Gentle reader, you thought that was all? You thought that an an afternoon of wine tasting followed by a 5-hour, 8-course, wine-paired degustation was enough? Fools!
The next morning those of us that stayed the night woke up in dribs and drabs and came out to the kitchen. It was after 10am before we were all up, perfect timing for Sunday morning brunch. There was scrambled eggs, mushrooms, tomato, hash browns, bacon, and my favourite: eggs benedict. Of course this hedonistic festival of food wouldn't be complete without brunch dessert, either, but we'll get to that.
Most people reserve eggs benedict for eating out, with the two major barriers to cooking it at home being the poached eggs and hollandaise sauce. No more. Poaching eggs is simple; read Matt's tutorial for the last word.

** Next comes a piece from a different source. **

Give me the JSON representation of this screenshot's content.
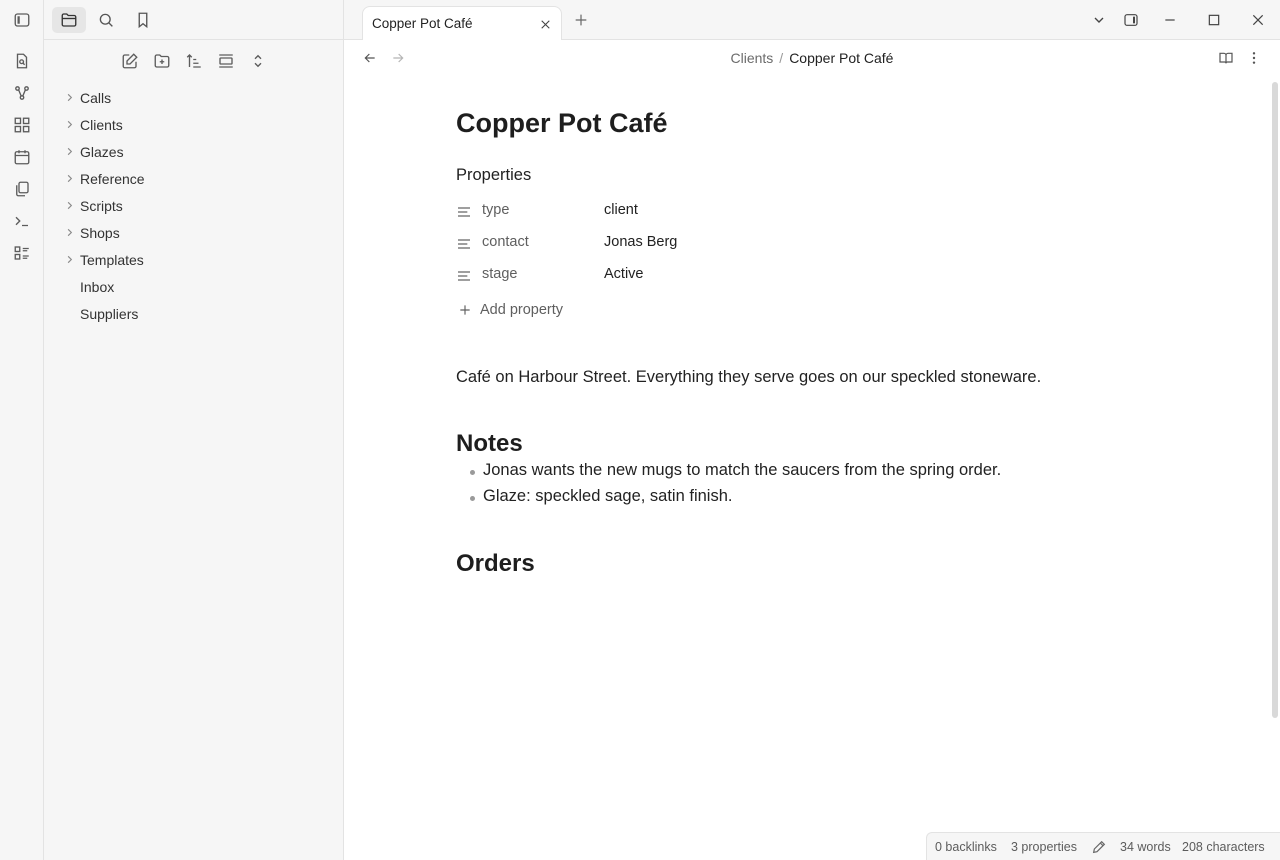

If you're serving a lot and want them to all be ready at once, poach your eggs ahead for slightly less time than normal, then remove to a deep dish of cold water. When you're read to serve, heat the dish with the eggs and water for 2 minutes in the microwave to bring them back up to temperature (if you abhor microwaves, you can rewarm the eggs in simmering water for 30 seconds). Undercooking them first will ensure a perfect yolk when reheated.
But what about the most important part, the hollandaise sauce?

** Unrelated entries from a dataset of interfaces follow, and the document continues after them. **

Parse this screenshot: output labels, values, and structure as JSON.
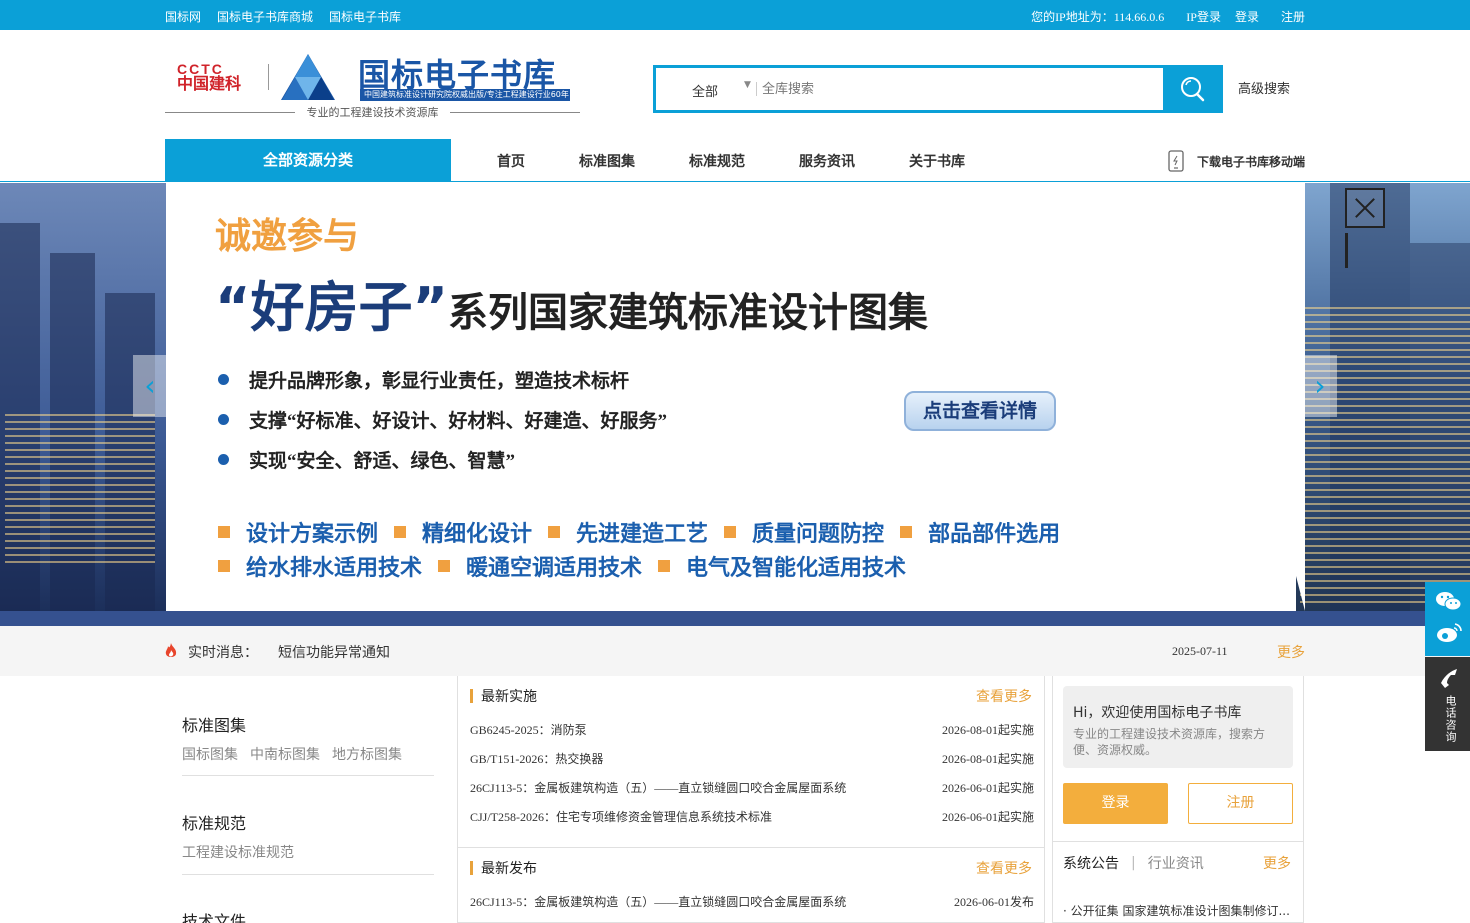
{
  "topbar": {
    "links": [
      "国标网",
      "国标电子书库商城",
      "国标电子书库"
    ],
    "ip_text": "您的IP地址为：114.66.0.6",
    "ip_login": "IP登录",
    "login": "登录",
    "register": "注册"
  },
  "logo": {
    "cctc_en": "CCTC",
    "cctc_cn": "中国建科",
    "brand": "国标电子书库",
    "brand_sub": "中国建筑标准设计研究院权威出版/专注工程建设行业60年",
    "slogan": "专业的工程建设技术资源库"
  },
  "search": {
    "category": "全部",
    "placeholder": "全库搜索",
    "advanced": "高级搜索"
  },
  "nav": {
    "all_categories": "全部资源分类",
    "links": [
      "首页",
      "标准图集",
      "标准规范",
      "服务资讯",
      "关于书库"
    ],
    "mobile": "下载电子书库移动端"
  },
  "banner": {
    "invite": "诚邀参与",
    "title_quote": "“好房子”",
    "title_rest": "系列国家建筑标准设计图集",
    "bullets": [
      "提升品牌形象，彰显行业责任，塑造技术标杆",
      "支撑“好标准、好设计、好材料、好建造、好服务”",
      "实现“安全、舒适、绿色、智慧”"
    ],
    "button": "点击查看详情",
    "tags_row1": [
      "设计方案示例",
      "精细化设计",
      "先进建造工艺",
      "质量问题防控",
      "部品部件选用"
    ],
    "tags_row2": [
      "给水排水适用技术",
      "暖通空调适用技术",
      "电气及智能化适用技术"
    ]
  },
  "ticker": {
    "label": "实时消息：",
    "message": "短信功能异常通知",
    "date": "2025-07-11",
    "more": "更多"
  },
  "categories": [
    {
      "title": "标准图集",
      "subs": [
        "国标图集",
        "中南标图集",
        "地方标图集"
      ]
    },
    {
      "title": "标准规范",
      "subs": [
        "工程建设标准规范"
      ]
    },
    {
      "title": "技术文件",
      "subs": []
    }
  ],
  "latest_impl": {
    "title": "最新实施",
    "more": "查看更多",
    "items": [
      {
        "name": "GB6245-2025：消防泵",
        "date": "2026-08-01起实施"
      },
      {
        "name": "GB/T151-2026：热交换器",
        "date": "2026-08-01起实施"
      },
      {
        "name": "26CJ113-5：金属板建筑构造（五）——直立锁缝圆口咬合金属屋面系统",
        "date": "2026-06-01起实施"
      },
      {
        "name": "CJJ/T258-2026：住宅专项维修资金管理信息系统技术标准",
        "date": "2026-06-01起实施"
      }
    ]
  },
  "latest_pub": {
    "title": "最新发布",
    "more": "查看更多",
    "items": [
      {
        "name": "26CJ113-5：金属板建筑构造（五）——直立锁缝圆口咬合金属屋面系统",
        "date": "2026-06-01发布"
      }
    ]
  },
  "user_panel": {
    "hi": "Hi，欢迎使用国标电子书库",
    "desc": "专业的工程建设技术资源库，搜索方便、资源权威。",
    "login": "登录",
    "register": "注册",
    "tab_notice": "系统公告",
    "tab_news": "行业资讯",
    "more": "更多",
    "news_item": "· 公开征集 国家建筑标准设计图集制修订..."
  },
  "side": {
    "phone": "电话咨询"
  },
  "colors": {
    "primary": "#0ba0d7",
    "accent": "#e8a23b",
    "banner_blue": "#1b3d7a",
    "band": "#35518f"
  }
}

Hollandaise sauce is doable, but a pain to make the traditional way. Don't be tempted to try any of the 'mock' hollandaise recipes though — a real hollandaise recipe will have simply egg yolks, butter/clarified butter, lemon juice, and salt (possibly with some additional seasonings, although I don't think it needs it). Thankfully with a regular or stick blender, real hollandaise is quick and easy to make.
Easy (but real) hollandaise sauce
- 2 eggs, separated
- 90 g butter or clarified butter
- 1 tbsp lemon juice
- Salt, to taste
1. Put the butter and lemon juice in a saucepan, bring to a boil, and turn off the heat.
2. Put the egg yolks into a blender and blend while gradually adding the just-boiled butter mixture. If it looks like it's getting too hot add 1 tbsp of cold water and blend. Add salt to taste.
3. This step is optional, but for a lighter sauce whisk the egg whites and fold into the warm sauce.
Because I can't help myself and knew we had some leftover ricotta, I made dessert: French toast with ricotta, mint, and raspberry sauce. It was made up on the spot from pantry staples and the previous night's leftovers, so I can't give an exact recipe but I can offer a guide. The french toast was thick pieces of bread soaked briefly in a mixture of eggs, caster sugar, cream, milk, and cinnamon then fried in butter. On top of this was ricotta (full fat) creamed with caster sugar and lemon juice, and raspberry sauce made from frozen raspberries simmered down with leftover lemon-infused sugar syrup. This was drizzled with the remaining mint oil. Not too bad if I say so myself.